══ WORKING DATA ══

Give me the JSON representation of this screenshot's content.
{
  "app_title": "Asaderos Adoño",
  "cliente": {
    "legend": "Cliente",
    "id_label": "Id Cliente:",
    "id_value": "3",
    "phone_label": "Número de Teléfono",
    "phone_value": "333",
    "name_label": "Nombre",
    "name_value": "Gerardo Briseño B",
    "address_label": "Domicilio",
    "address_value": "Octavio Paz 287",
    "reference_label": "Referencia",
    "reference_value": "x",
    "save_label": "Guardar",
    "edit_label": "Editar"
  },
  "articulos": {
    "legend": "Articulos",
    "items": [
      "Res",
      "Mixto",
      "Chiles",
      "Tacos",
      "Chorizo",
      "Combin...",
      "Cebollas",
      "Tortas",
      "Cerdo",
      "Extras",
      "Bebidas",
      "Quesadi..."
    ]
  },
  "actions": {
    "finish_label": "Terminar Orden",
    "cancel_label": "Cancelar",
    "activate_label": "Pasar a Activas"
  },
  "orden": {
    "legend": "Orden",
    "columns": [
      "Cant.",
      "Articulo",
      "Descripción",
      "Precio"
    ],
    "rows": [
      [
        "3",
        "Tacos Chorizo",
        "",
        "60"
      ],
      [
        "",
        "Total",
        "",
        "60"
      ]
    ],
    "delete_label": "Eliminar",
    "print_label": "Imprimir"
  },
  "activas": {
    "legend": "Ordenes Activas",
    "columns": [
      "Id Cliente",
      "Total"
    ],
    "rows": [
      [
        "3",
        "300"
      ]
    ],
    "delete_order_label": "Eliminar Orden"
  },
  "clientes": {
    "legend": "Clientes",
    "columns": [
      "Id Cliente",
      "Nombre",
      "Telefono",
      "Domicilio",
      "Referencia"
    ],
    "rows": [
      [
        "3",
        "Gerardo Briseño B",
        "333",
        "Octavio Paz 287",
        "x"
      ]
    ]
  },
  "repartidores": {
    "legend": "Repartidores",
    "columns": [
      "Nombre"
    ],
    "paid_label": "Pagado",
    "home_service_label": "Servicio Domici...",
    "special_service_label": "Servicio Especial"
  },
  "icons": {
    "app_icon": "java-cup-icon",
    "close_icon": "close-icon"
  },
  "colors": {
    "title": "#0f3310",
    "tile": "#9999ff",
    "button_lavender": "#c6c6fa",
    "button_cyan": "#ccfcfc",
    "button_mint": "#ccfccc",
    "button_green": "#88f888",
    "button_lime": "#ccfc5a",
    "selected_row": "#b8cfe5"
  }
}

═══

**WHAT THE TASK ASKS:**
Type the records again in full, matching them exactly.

**RESPONSE BOX:**
Give me the JSON representation of this screenshot's content.
{
  "app_title": "Asaderos Adoño",
  "cliente": {
    "legend": "Cliente",
    "id_label": "Id Cliente:",
    "id_value": "3",
    "phone_label": "Número de Teléfono",
    "phone_value": "333",
    "name_label": "Nombre",
    "name_value": "Gerardo Briseño B",
    "address_label": "Domicilio",
    "address_value": "Octavio Paz 287",
    "reference_label": "Referencia",
    "reference_value": "x",
    "save_label": "Guardar",
    "edit_label": "Editar"
  },
  "articulos": {
    "legend": "Articulos",
    "items": [
      "Res",
      "Mixto",
      "Chiles",
      "Tacos",
      "Chorizo",
      "Combin...",
      "Cebollas",
      "Tortas",
      "Cerdo",
      "Extras",
      "Bebidas",
      "Quesadi..."
    ]
  },
  "actions": {
    "finish_label": "Terminar Orden",
    "cancel_label": "Cancelar",
    "activate_label": "Pasar a Activas"
  },
  "orden": {
    "legend": "Orden",
    "columns": [
      "Cant.",
      "Articulo",
      "Descripción",
      "Precio"
    ],
    "rows": [
      [
        "3",
        "Tacos Chorizo",
        "",
        "60"
      ],
      [
        "",
        "Total",
        "",
        "60"
      ]
    ],
    "delete_label": "Eliminar",
    "print_label": "Imprimir"
  },
  "activas": {
    "legend": "Ordenes Activas",
    "columns": [
      "Id Cliente",
      "Total"
    ],
    "rows": [
      [
        "3",
        "300"
      ]
    ],
    "delete_order_label": "Eliminar Orden"
  },
  "clientes": {
    "legend": "Clientes",
    "columns": [
      "Id Cliente",
      "Nombre",
      "Telefono",
      "Domicilio",
      "Referencia"
    ],
    "rows": [
      [
        "3",
        "Gerardo Briseño B",
        "333",
        "Octavio Paz 287",
        "x"
      ]
    ]
  },
  "repartidores": {
    "legend": "Repartidores",
    "columns": [
      "Nombre"
    ],
    "paid_label": "Pagado",
    "home_service_label": "Servicio Domici...",
    "special_service_label": "Servicio Especial"
  },
  "icons": {
    "app_icon": "java-cup-icon",
    "close_icon": "close-icon"
  },
  "colors": {
    "title": "#0f3310",
    "tile": "#9999ff",
    "button_lavender": "#c6c6fa",
    "button_cyan": "#ccfcfc",
    "button_mint": "#ccfccc",
    "button_green": "#88f888",
    "button_lime": "#ccfc5a",
    "selected_row": "#b8cfe5"
  }
}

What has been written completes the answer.